The Marketable Record Title Act (or "MRTA") has been on the books in the state of Florida since 1963. This law was originally created at the behest of title insurance agents who were understandably frustrated with having to go back to the Spanish Land Grants when writing title insurance policies. These folks asked for a cutoff date beyond which they needn't go when searching title.
This is yet another example of a good law with a bad unintended consequence. It was presumably never the Florida Legislature's intention to make trouble for HOA's but that is exactly what happened. If you create a cutoff date for the viability of restrictions at 30 years from the root of title that will impact the Declaration of Covenants and Restrictions recorded for homeowners' associations. Up until a few years ago, once an older HOA's documents were extinguished by MRTA, there was no way to breathe new life into them. That has now changed and there is a method by which you can easily extend those covenants' life before the 30-year time period runs out or not-so-easily reinstate them after the 30 years has passed.
What will happen once a set of older HOA documents are extinguished by MRTA? A board's ability to collect assessments and/or enforce use restrictions such as age restrictions or architectural control provisions are based on the binding contract between the owners and the association comprised of the covenants and restrictions. Once those are dead, so is your ability to enforce them under a contract theory. There are certain equitable arguments for enforcement that can still be made but those are much more difficult and well beyond the scope of a blog topic.
What are some common misperceptions about MRTA?
My documents say they are good until 2040! The expiration date found in the documents is trumped by the application of MRTA.
We amended and restated our documents within the 30-year time period.
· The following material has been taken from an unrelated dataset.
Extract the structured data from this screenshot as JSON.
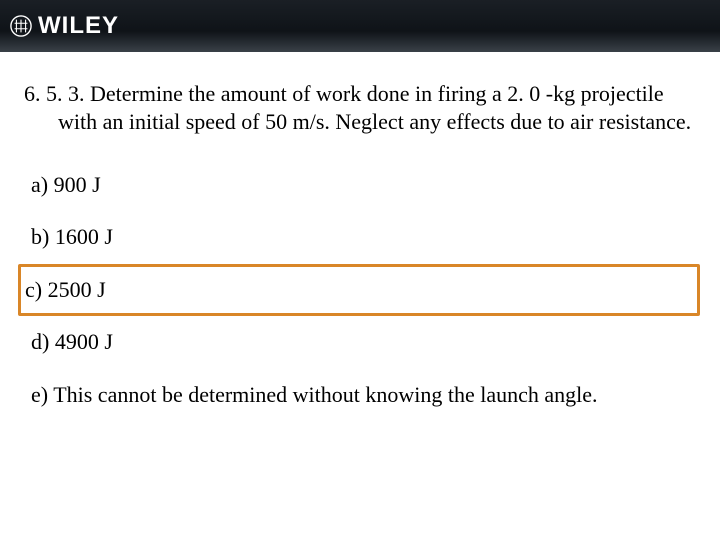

If you did not file a Notice of Preservation within the 30-year time period, amending your documents or recording an entirely new amended and restated declaration will not save you from MRTA's harsh effects. There is a case on point, Berger v. Riverwind, which holds that amendments do not create a new root of title and thus do not extend the life of older covenants.
Why don't condominiums have this issue? Every time a condominium unit is sold, the deed references the underlying Declaration of Condominium and thus, creates a new root of title. Most deeds to HOA lots reference only the lot, block and Plat although there are occasional exceptions.
If your HOA covenants and restrictions were recorded in 1985 or earlier you need to speak to your association attorney immediately about your need to either preserve or reinstate those covenants. I worked on the first HOA reinstatement in Florida and have handled dozens of successful preservations and reinstatements since that time. There is nothing more unnerving than finding out that your HOA restrictions seem to have vanished but you can do something about it and the sooner the better!